Featuring: R. David Ranson,
President and Director of Research HCWE & Company
March 14, 2017
11:30 AM -1:00 PM
Pursuing value-add through tactical asset allocation is a difficult endeavor for investors. David will peel back common market narratives and guide us through an empirical look at market signals and their predictive power. With a focus on capital flows, credit spreads, economic growth, and inflation, he will reveal historical data that indicates how to utilize these signals to effectively allocate among the major asset classes.
11:30 - Check-in, Lunch, and Networking
12:00 - Speaker Session and Q & A
01:00 - Event Concludes
R. David Ranson
President and Director of Research
HCWE & Company

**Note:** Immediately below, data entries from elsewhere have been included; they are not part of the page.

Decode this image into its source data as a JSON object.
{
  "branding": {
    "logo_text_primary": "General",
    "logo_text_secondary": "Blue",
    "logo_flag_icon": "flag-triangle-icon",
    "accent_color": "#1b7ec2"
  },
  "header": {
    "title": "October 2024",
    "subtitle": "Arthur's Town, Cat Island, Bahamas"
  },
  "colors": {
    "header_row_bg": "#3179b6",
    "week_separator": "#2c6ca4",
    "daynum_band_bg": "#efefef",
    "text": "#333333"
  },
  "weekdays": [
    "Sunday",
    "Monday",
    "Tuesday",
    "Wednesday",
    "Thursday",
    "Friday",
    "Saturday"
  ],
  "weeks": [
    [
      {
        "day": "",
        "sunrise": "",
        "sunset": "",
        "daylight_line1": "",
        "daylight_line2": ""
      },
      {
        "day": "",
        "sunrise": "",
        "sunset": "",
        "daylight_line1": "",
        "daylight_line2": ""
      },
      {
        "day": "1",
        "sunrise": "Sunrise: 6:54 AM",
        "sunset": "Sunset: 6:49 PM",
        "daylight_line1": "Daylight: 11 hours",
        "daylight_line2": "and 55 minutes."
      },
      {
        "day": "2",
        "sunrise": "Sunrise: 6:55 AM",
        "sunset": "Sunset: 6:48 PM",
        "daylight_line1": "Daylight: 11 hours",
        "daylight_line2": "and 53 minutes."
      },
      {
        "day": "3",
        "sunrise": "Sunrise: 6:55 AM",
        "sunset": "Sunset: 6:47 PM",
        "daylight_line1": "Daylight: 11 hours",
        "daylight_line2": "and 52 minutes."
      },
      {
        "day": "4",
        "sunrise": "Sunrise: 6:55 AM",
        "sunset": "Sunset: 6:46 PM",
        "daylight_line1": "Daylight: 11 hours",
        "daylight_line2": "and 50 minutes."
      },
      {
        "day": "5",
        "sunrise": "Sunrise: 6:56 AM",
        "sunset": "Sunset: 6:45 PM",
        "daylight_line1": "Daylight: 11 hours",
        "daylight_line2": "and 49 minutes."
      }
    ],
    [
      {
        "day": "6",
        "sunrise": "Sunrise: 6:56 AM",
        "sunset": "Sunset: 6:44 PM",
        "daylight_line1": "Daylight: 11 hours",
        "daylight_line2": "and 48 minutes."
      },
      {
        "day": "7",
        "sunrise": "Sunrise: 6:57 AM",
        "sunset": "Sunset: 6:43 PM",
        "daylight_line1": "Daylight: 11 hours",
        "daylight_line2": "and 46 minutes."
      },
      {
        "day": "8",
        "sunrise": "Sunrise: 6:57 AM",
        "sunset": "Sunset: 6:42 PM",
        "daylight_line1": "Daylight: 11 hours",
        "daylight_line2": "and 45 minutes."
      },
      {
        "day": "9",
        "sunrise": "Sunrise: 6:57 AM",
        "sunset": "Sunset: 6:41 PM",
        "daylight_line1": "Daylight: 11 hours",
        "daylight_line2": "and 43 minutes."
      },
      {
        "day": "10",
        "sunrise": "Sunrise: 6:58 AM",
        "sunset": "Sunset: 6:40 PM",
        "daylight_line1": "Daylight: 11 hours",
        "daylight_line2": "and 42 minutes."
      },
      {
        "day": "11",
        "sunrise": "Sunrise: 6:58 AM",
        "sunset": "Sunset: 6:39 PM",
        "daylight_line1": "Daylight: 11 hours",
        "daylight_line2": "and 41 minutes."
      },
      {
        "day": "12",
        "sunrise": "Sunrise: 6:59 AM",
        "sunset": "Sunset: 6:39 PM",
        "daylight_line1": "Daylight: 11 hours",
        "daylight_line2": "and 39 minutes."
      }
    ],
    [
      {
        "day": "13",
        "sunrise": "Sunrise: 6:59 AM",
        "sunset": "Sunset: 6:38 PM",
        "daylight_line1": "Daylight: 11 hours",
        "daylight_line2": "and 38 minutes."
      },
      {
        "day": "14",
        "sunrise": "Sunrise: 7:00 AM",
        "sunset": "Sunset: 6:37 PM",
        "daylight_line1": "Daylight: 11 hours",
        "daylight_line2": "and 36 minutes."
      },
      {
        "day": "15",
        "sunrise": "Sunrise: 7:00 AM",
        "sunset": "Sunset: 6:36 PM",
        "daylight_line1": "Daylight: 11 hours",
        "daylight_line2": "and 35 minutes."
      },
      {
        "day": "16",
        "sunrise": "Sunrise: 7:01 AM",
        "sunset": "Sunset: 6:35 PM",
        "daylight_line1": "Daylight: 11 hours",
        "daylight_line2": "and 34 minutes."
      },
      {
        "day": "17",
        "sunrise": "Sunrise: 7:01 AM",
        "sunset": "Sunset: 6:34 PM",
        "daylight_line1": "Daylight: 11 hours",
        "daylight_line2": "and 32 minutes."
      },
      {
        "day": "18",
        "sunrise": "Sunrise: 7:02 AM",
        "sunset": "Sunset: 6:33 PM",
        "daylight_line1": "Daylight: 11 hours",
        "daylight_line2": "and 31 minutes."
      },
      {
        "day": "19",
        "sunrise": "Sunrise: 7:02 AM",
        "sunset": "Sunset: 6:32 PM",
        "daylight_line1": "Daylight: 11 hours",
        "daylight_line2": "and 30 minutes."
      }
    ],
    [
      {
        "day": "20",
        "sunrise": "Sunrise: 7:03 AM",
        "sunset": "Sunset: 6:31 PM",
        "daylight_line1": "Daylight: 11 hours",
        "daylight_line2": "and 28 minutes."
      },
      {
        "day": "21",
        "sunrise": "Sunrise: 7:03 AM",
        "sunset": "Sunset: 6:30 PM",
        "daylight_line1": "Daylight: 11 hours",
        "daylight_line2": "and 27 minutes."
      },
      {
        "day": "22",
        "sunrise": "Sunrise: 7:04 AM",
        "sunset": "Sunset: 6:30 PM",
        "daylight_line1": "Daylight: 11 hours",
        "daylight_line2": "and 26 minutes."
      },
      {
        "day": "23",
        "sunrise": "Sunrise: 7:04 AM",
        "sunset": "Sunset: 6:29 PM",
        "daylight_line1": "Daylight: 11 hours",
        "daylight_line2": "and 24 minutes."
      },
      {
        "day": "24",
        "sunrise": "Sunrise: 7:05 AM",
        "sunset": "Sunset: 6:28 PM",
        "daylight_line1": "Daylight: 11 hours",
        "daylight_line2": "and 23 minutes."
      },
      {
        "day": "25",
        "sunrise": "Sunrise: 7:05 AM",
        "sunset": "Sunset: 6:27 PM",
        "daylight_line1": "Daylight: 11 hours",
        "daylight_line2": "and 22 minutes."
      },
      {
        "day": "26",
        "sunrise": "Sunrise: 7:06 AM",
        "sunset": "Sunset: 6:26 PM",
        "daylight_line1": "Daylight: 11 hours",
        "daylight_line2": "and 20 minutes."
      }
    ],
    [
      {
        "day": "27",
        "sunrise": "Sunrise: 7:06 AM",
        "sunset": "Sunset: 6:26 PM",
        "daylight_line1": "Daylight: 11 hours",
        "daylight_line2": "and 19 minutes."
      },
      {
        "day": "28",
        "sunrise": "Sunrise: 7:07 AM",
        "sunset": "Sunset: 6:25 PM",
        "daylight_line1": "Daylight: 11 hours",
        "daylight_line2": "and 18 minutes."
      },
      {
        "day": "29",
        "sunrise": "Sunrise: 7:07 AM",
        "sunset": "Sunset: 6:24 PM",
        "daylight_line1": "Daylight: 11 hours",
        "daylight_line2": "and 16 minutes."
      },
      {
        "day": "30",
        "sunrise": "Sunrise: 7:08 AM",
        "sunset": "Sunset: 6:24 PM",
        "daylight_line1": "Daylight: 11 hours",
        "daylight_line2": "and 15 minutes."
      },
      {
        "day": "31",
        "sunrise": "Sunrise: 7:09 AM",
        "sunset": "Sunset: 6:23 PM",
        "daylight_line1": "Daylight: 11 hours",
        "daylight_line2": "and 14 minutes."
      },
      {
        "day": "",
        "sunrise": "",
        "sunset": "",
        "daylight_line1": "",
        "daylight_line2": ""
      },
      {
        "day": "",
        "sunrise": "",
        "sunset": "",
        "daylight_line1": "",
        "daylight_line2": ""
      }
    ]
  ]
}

R. David Ranson is the president and director of research at HCWE & Co. (formerly Wainwright Economics), an independent investment research firm now located in Cambria, California. Originally the investment performance research arm of H.C. Wainwright & Co. of Boston, Massachusetts, Wainwright Economics became an independent operation in 1978 and has since been renamed HCWE. Prior to becoming a general partner of H.C. Wainwright & Co. in 1977, Mr. Ranson taught economics at the University of Chicago Graduate School of Business. He has been an assistant to then Treasury Secretary William E. Simon, and a member of Director George P. Shultz’s personal staff at the Office of Management and Budget. Prior to his service in Washington, he was a member of the Boston Consulting Group. David Ranson is a Senior Fellow with the National Center for Policy Analysis in Dallas and a Fellow of the Institute for Applied Economics, Global Health and Business Enterprise at Johns Hopkins University in Baltimore. He has addressed audiences and published articles on a wide range of economic and investment topics, and has provided testimony to a number of Congressional committees. His work has been mentioned or appeared in the Wall Street Journal, the New York Times, Barron’s, the Economist, Forbes, the Christian Science Monitor and other publications. He holds M.A. and B.Sc. degrees from Queen’s College, Oxford, and an M.B.A. in finance and a Ph.D. in business economics from the University of Chicago.